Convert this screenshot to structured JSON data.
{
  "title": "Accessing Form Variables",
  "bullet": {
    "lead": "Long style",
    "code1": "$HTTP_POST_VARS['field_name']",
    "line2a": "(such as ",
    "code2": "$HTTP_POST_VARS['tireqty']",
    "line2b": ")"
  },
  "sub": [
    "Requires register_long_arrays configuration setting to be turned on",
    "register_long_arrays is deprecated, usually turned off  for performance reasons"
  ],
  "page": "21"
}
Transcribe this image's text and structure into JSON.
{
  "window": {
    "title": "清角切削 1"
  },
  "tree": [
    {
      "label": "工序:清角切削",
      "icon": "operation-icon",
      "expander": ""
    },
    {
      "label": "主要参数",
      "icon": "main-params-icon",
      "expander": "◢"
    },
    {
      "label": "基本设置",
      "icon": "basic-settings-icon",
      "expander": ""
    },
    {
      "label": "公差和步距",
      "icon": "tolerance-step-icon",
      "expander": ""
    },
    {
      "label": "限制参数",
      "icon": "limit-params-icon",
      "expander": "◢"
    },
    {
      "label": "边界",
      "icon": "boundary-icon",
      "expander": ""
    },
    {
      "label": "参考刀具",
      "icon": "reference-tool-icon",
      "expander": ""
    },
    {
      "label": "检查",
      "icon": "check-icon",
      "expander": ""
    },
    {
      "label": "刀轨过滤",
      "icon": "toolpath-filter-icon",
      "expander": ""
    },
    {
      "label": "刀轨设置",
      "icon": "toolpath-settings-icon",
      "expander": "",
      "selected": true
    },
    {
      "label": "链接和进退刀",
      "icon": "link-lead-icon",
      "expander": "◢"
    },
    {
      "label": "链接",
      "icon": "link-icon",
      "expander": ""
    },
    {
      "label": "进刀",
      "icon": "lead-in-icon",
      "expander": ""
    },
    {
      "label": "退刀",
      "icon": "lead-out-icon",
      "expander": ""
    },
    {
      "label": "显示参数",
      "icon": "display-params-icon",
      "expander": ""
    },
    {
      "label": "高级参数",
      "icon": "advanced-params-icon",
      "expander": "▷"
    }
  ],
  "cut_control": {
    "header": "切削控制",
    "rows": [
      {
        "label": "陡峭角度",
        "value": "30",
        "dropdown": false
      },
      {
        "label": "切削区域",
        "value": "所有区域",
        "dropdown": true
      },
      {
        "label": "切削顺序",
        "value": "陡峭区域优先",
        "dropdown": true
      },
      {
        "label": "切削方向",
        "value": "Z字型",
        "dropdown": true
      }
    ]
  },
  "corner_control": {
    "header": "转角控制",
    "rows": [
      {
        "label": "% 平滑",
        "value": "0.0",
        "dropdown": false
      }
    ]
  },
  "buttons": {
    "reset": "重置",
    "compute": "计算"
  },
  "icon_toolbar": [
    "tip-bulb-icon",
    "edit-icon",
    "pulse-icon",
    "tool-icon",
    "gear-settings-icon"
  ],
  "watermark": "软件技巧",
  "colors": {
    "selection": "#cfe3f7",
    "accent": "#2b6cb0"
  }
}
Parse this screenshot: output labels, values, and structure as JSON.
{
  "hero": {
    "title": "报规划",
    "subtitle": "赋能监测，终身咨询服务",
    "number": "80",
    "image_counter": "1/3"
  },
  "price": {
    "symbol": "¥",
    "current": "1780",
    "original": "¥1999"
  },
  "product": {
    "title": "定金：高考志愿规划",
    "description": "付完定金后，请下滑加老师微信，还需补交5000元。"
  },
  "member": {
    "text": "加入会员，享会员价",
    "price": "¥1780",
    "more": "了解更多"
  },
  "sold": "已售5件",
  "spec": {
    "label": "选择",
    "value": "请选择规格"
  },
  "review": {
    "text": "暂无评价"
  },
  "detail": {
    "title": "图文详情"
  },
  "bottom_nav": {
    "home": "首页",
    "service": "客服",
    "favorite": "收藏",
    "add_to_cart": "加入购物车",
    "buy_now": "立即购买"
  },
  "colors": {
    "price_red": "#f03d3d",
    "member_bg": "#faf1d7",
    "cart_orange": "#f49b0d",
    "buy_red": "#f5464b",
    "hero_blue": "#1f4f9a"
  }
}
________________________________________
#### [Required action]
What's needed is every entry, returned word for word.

#### [Result for this exercise]
Convert this screenshot to structured JSON data.
{
  "title": "Accessing Form Variables",
  "bullet": {
    "lead": "Long style",
    "code1": "$HTTP_POST_VARS['field_name']",
    "line2a": "(such as ",
    "code2": "$HTTP_POST_VARS['tireqty']",
    "line2b": ")"
  },
  "sub": [
    "Requires register_long_arrays configuration setting to be turned on",
    "register_long_arrays is deprecated, usually turned off  for performance reasons"
  ],
  "page": "21"
}
Transcribe this image's text and structure into JSON.
{
  "window": {
    "title": "清角切削 1"
  },
  "tree": [
    {
      "label": "工序:清角切削",
      "icon": "operation-icon",
      "expander": ""
    },
    {
      "label": "主要参数",
      "icon": "main-params-icon",
      "expander": "◢"
    },
    {
      "label": "基本设置",
      "icon": "basic-settings-icon",
      "expander": ""
    },
    {
      "label": "公差和步距",
      "icon": "tolerance-step-icon",
      "expander": ""
    },
    {
      "label": "限制参数",
      "icon": "limit-params-icon",
      "expander": "◢"
    },
    {
      "label": "边界",
      "icon": "boundary-icon",
      "expander": ""
    },
    {
      "label": "参考刀具",
      "icon": "reference-tool-icon",
      "expander": ""
    },
    {
      "label": "检查",
      "icon": "check-icon",
      "expander": ""
    },
    {
      "label": "刀轨过滤",
      "icon": "toolpath-filter-icon",
      "expander": ""
    },
    {
      "label": "刀轨设置",
      "icon": "toolpath-settings-icon",
      "expander": "",
      "selected": true
    },
    {
      "label": "链接和进退刀",
      "icon": "link-lead-icon",
      "expander": "◢"
    },
    {
      "label": "链接",
      "icon": "link-icon",
      "expander": ""
    },
    {
      "label": "进刀",
      "icon": "lead-in-icon",
      "expander": ""
    },
    {
      "label": "退刀",
      "icon": "lead-out-icon",
      "expander": ""
    },
    {
      "label": "显示参数",
      "icon": "display-params-icon",
      "expander": ""
    },
    {
      "label": "高级参数",
      "icon": "advanced-params-icon",
      "expander": "▷"
    }
  ],
  "cut_control": {
    "header": "切削控制",
    "rows": [
      {
        "label": "陡峭角度",
        "value": "30",
        "dropdown": false
      },
      {
        "label": "切削区域",
        "value": "所有区域",
        "dropdown": true
      },
      {
        "label": "切削顺序",
        "value": "陡峭区域优先",
        "dropdown": true
      },
      {
        "label": "切削方向",
        "value": "Z字型",
        "dropdown": true
      }
    ]
  },
  "corner_control": {
    "header": "转角控制",
    "rows": [
      {
        "label": "% 平滑",
        "value": "0.0",
        "dropdown": false
      }
    ]
  },
  "buttons": {
    "reset": "重置",
    "compute": "计算"
  },
  "icon_toolbar": [
    "tip-bulb-icon",
    "edit-icon",
    "pulse-icon",
    "tool-icon",
    "gear-settings-icon"
  ],
  "watermark": "软件技巧",
  "colors": {
    "selection": "#cfe3f7",
    "accent": "#2b6cb0"
  }
}
Parse this screenshot: output labels, values, and structure as JSON.
{
  "hero": {
    "title": "报规划",
    "subtitle": "赋能监测，终身咨询服务",
    "number": "80",
    "image_counter": "1/3"
  },
  "price": {
    "symbol": "¥",
    "current": "1780",
    "original": "¥1999"
  },
  "product": {
    "title": "定金：高考志愿规划",
    "description": "付完定金后，请下滑加老师微信，还需补交5000元。"
  },
  "member": {
    "text": "加入会员，享会员价",
    "price": "¥1780",
    "more": "了解更多"
  },
  "sold": "已售5件",
  "spec": {
    "label": "选择",
    "value": "请选择规格"
  },
  "review": {
    "text": "暂无评价"
  },
  "detail": {
    "title": "图文详情"
  },
  "bottom_nav": {
    "home": "首页",
    "service": "客服",
    "favorite": "收藏",
    "add_to_cart": "加入购物车",
    "buy_now": "立即购买"
  },
  "colors": {
    "price_red": "#f03d3d",
    "member_bg": "#faf1d7",
    "cart_orange": "#f49b0d",
    "buy_red": "#f5464b",
    "hero_blue": "#1f4f9a"
  }
}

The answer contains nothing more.